Where does the word "desc" occur in the entries below? Copy every line that has it.

◆ **Task input**

'''

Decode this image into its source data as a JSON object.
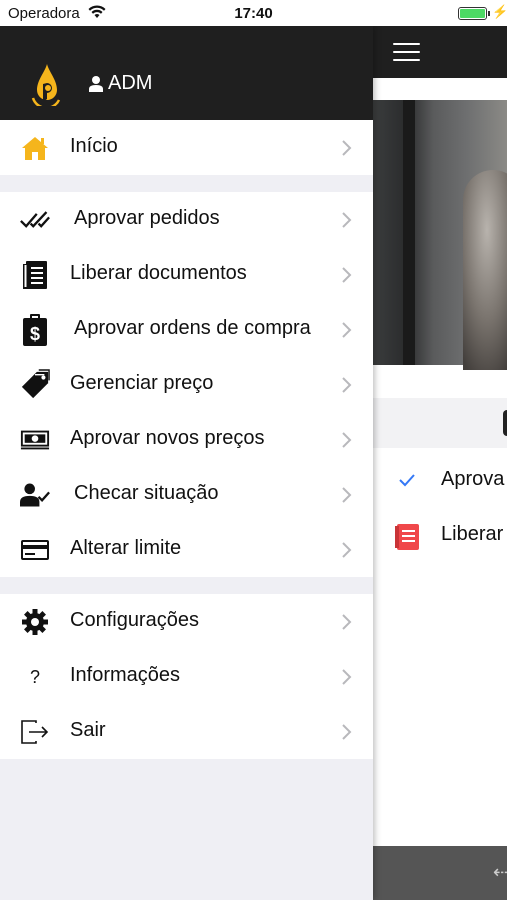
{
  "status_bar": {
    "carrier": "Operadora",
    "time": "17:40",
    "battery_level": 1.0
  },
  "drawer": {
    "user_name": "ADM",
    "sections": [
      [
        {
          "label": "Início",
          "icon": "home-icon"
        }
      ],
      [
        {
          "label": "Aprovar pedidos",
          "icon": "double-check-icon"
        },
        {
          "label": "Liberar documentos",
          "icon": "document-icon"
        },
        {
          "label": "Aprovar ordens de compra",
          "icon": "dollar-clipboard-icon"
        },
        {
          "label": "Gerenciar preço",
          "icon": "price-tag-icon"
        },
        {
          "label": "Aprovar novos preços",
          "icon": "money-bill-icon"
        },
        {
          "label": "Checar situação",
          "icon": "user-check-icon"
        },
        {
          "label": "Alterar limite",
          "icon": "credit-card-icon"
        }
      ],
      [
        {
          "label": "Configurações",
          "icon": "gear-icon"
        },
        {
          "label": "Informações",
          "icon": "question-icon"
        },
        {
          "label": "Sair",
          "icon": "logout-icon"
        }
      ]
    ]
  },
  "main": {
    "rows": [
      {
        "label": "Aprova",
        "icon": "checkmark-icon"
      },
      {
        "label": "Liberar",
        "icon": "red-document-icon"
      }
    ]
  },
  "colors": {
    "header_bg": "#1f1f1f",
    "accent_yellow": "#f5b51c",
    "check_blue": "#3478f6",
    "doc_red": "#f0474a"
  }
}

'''
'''

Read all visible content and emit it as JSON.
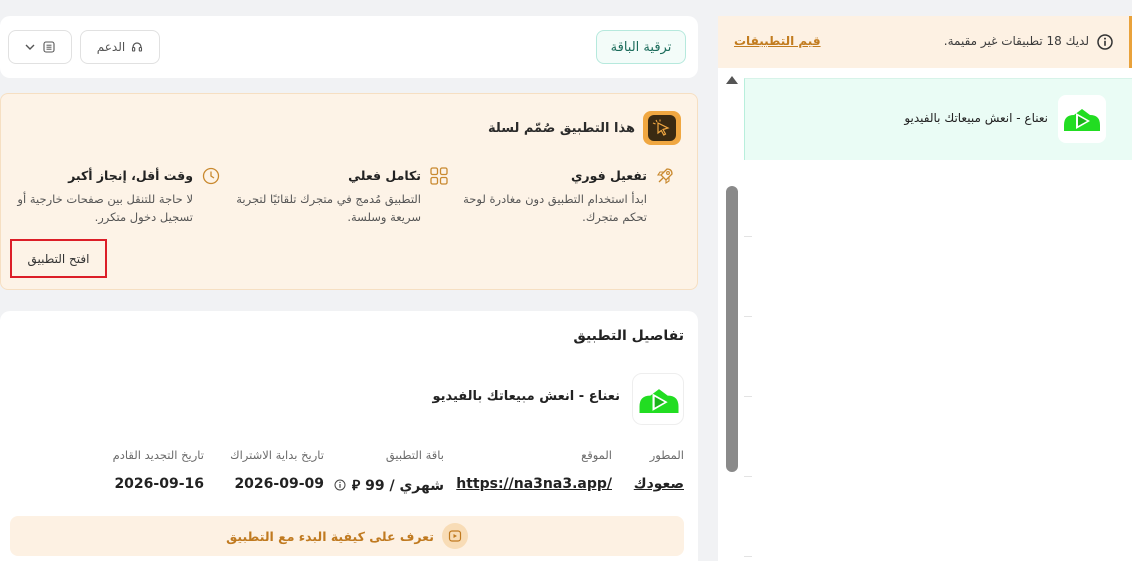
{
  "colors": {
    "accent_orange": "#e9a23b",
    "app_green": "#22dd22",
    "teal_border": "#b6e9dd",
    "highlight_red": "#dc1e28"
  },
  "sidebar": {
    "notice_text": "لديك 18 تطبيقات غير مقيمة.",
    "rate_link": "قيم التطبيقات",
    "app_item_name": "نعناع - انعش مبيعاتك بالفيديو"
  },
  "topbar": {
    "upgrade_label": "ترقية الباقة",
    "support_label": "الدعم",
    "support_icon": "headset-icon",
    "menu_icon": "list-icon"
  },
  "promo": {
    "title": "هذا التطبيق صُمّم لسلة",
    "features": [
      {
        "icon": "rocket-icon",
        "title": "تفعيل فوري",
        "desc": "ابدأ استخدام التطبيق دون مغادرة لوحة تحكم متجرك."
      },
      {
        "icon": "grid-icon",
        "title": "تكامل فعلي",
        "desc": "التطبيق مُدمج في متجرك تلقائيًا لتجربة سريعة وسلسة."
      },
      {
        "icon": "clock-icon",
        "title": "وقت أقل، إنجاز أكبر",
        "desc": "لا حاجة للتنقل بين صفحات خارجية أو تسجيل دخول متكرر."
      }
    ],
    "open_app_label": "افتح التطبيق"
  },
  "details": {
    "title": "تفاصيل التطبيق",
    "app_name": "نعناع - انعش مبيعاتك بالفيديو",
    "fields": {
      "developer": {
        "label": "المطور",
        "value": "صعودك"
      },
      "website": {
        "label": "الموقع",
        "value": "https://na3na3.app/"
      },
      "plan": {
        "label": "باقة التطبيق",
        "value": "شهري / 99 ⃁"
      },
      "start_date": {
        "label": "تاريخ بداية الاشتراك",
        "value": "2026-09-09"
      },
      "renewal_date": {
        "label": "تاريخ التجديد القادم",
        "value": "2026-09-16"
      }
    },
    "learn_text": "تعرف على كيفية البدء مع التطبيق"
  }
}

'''

◆ **Output below**
        "desc": "ابدأ استخدام التطبيق دون مغادرة لوحة تحكم متجرك."
        "desc": "التطبيق مُدمج في متجرك تلقائيًا لتجربة سريعة وسلسة."
        "desc": "لا حاجة للتنقل بين صفحات خارجية أو تسجيل دخول متكرر."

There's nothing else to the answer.